Since the World Health Organisation declared the COVID-19 outbreak a pandemic on 11 March 2020, governments worldwide have made significant efforts to cope with this unforeseen situation and control the spread of the virus. A complex maze of laws, regulations, directives, recommendations and instructions has made it difficult to identify the obligations of air passengers. This article looks at the various travel restrictions which have been introduced in Spain to help combat the spread of COVID-19.
Pursuant to three presidential decrees recently published in the Official Gazette, the termination ban and unilateral unpaid leave, which were due to expire by 17 January 2021, have been extended until 17 March 2021. Further, the short-time working allowance granted to workplaces which had applied until 31 December 2020 has been extended until 28 February 2021. Similarly, the application deadline for the short-time working allowance has been extended until 31 January 2021.
When conducting M&A transactions in Japan, one of the most important considerations is how to handle the target's employment relationships. In Japan, it is generally difficult for an employer to dismiss employees or change their employment conditions to ones which are disadvantageous without obtaining the employees' consent.
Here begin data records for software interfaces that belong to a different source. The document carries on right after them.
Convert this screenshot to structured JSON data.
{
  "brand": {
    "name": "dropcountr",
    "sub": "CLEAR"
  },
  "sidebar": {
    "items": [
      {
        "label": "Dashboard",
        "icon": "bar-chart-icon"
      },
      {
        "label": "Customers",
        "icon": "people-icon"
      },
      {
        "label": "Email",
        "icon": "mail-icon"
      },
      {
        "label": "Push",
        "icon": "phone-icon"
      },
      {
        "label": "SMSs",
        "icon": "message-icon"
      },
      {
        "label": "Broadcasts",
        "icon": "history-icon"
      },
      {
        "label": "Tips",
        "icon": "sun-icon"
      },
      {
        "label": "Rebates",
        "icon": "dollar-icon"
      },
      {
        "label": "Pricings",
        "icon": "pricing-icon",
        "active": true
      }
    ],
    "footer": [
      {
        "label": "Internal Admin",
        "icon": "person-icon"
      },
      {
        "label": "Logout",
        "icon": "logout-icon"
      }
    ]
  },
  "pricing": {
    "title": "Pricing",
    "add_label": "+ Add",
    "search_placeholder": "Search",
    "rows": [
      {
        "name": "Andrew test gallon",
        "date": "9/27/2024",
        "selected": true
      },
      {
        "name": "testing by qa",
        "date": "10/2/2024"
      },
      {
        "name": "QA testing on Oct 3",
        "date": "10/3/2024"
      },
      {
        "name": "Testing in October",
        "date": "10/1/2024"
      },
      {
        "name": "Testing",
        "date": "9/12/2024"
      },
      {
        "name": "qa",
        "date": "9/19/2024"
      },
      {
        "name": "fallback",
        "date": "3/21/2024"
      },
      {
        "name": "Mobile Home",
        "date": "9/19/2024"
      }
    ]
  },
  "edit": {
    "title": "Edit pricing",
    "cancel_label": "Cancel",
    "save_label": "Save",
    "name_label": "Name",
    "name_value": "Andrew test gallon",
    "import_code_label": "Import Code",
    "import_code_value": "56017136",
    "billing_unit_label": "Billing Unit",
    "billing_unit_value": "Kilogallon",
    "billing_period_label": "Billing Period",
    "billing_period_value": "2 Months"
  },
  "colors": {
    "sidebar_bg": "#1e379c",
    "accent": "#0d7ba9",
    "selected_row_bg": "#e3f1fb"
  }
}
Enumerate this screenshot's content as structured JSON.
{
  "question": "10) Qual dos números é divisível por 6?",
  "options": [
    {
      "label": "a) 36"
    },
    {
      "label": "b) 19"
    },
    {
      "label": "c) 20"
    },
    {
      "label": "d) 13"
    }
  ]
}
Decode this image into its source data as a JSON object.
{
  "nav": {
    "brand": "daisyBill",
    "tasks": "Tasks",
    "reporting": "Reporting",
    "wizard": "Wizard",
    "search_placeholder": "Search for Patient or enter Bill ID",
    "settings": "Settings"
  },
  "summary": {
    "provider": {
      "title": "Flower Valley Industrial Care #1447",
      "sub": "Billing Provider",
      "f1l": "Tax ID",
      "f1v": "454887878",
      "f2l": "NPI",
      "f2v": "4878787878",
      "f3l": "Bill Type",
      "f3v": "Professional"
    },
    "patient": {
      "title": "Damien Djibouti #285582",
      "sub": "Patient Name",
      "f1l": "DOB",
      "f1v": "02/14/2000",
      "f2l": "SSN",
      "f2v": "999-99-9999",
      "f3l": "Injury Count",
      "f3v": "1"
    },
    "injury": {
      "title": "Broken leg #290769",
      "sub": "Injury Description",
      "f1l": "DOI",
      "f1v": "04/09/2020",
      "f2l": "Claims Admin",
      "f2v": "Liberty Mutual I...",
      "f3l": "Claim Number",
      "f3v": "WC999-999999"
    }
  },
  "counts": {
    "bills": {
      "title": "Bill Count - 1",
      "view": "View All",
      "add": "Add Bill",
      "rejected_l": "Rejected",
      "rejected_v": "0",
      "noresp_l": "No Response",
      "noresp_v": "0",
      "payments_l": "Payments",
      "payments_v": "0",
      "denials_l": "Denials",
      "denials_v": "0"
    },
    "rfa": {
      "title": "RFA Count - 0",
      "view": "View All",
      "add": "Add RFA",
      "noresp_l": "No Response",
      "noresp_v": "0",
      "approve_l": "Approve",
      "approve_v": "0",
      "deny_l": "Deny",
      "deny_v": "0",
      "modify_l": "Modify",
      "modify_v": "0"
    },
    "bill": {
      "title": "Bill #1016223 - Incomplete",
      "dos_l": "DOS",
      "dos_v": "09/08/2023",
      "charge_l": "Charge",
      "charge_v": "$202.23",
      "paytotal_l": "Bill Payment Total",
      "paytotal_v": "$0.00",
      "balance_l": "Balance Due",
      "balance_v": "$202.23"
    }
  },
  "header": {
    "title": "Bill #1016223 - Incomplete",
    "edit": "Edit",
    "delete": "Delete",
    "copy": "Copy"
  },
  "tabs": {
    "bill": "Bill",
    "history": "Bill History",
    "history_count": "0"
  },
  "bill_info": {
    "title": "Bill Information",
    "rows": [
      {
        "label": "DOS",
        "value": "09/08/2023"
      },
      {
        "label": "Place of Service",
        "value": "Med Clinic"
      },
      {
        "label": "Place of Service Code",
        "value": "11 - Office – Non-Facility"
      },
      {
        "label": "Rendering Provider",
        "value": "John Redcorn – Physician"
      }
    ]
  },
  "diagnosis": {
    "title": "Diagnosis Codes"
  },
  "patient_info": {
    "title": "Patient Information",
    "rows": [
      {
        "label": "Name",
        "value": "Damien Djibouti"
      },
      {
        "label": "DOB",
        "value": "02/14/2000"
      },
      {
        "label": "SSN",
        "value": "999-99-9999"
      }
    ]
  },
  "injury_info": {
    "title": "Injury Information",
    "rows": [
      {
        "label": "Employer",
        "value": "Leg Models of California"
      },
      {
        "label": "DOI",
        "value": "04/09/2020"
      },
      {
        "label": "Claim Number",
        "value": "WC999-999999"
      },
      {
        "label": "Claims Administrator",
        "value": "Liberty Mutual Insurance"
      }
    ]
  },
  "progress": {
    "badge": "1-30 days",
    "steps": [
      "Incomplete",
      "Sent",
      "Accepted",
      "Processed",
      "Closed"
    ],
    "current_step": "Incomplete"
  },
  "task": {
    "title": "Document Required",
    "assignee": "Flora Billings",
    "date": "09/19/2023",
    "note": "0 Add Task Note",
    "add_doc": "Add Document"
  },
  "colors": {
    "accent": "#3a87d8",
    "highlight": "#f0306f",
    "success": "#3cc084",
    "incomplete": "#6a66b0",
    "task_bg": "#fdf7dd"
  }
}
Therefore, buyers must carefully examine a target's existing employment contracts and the effects of the M&A transaction on its employment relationships.
Remote working has become increasingly common as a result of the COVID-19 pandemic and many companies are considering introducing more permanent arrangements beyond the pandemic. Although remote working has clear benefits for many, it also has negative aspects and practical and legal challenges. This article highlights various topics and issues that employers should consider when introducing a more permanent scheme for working from home.